Downloadable Content

Download PDF
Last Modified
  • March 22, 2019
  • Yackee, Jason D.
    • Affiliation: College of Arts and Sciences, Department of Political Science
  • This dissertation examines the phenomenon of bilateral investment treaties, or BITs. Developing countries have increasingly turned to these treaties as a means of offering credible promises to foreign investors of favorable treatment, ostensibly in order to induce greater investment flows. My analysis is three-pronged. First, I argue that only certain kinds of BITs are likely to have much of an effect on investment flows-namely, those that contain binding state pre-consents to investor-initiated arbitration. I present the first comprehensive analysis of the dispute-settlement content of existing treaties. This data-collection effort informs the statistical analyses presented in later chapters. Second, I argue that the willingness of developing countries to enter into BITs should depend in predictable ways on the partisan character of their governing elites. I present results from a large-n statistical analysis that shows that partisanship indeed matters in predicting the likelihood that BITs will be embraced as a mechanism to attract foreign investment. Finally, I present a large-n statistical analysis of the effectiveness of BITs at attracting additional foreign investment.
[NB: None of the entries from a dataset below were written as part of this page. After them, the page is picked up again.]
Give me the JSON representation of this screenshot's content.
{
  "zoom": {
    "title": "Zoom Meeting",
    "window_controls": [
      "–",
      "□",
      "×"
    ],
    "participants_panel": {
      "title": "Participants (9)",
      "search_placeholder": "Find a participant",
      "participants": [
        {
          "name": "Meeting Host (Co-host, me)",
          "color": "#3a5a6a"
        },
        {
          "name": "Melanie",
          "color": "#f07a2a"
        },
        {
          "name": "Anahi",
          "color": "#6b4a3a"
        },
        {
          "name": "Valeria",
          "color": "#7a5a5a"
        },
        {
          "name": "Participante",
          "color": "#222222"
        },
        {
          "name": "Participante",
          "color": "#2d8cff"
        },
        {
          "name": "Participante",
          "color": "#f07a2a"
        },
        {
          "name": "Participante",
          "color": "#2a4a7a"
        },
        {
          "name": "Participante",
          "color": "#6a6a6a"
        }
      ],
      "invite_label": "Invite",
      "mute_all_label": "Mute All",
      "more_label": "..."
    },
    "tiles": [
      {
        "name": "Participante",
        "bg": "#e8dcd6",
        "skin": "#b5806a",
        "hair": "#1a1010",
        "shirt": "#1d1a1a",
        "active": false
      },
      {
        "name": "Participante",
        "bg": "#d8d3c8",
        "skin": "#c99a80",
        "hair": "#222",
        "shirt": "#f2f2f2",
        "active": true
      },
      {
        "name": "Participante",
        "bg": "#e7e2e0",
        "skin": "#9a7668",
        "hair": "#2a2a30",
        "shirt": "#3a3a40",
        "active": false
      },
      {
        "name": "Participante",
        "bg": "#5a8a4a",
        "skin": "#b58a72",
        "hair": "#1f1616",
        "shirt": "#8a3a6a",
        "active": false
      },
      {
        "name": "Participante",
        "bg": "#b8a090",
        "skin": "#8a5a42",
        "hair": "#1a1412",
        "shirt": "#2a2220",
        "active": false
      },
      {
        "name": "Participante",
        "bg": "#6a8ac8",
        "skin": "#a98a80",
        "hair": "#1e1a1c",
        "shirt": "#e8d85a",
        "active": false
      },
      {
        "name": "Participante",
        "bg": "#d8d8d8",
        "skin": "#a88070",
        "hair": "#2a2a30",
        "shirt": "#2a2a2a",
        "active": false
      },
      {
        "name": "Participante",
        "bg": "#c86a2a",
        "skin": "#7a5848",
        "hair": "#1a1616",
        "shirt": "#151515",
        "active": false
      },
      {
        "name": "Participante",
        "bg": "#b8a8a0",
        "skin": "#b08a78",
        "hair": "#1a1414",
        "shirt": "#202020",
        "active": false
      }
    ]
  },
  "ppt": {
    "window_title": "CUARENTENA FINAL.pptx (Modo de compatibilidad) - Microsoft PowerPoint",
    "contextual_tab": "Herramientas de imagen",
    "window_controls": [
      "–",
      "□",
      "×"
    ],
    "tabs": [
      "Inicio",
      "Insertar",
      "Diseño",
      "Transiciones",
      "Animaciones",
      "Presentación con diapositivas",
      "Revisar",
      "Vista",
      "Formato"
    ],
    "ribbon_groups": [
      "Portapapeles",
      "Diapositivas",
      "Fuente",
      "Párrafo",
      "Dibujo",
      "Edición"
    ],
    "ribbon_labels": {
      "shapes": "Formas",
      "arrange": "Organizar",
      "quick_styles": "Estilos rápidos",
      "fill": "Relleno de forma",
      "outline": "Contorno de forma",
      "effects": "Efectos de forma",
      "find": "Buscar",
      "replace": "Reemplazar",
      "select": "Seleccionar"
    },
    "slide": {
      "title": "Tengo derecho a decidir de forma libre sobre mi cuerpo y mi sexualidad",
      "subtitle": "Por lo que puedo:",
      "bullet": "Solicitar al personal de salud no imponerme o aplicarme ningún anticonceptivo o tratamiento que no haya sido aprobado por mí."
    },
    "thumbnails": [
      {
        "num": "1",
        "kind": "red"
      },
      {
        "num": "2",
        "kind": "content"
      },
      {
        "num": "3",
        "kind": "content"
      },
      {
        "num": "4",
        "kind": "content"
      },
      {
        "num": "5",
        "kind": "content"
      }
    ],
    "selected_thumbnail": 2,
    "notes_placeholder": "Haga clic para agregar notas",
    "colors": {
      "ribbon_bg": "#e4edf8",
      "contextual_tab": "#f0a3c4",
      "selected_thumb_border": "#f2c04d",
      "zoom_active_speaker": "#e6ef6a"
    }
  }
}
I find very limited evidence that strong BITs are of much use in the so-called "competition for capital". The finding is of great potential significance to developing countries, who have in the past appeared to blindly embrace BITs as a significant part of their development strategies. My results suggest that while BITs may be likely to impose significant sovereignty costs on developing countries, they are unlikely to provide much in the way of off-setting benefits.
Date of publication
Resource type
Rights statement
  • In Copyright
  • Oatley, Thomas H.
Degree granting institution
  • University of North Carolina at Chapel Hill
  • Open access

This work has no parents.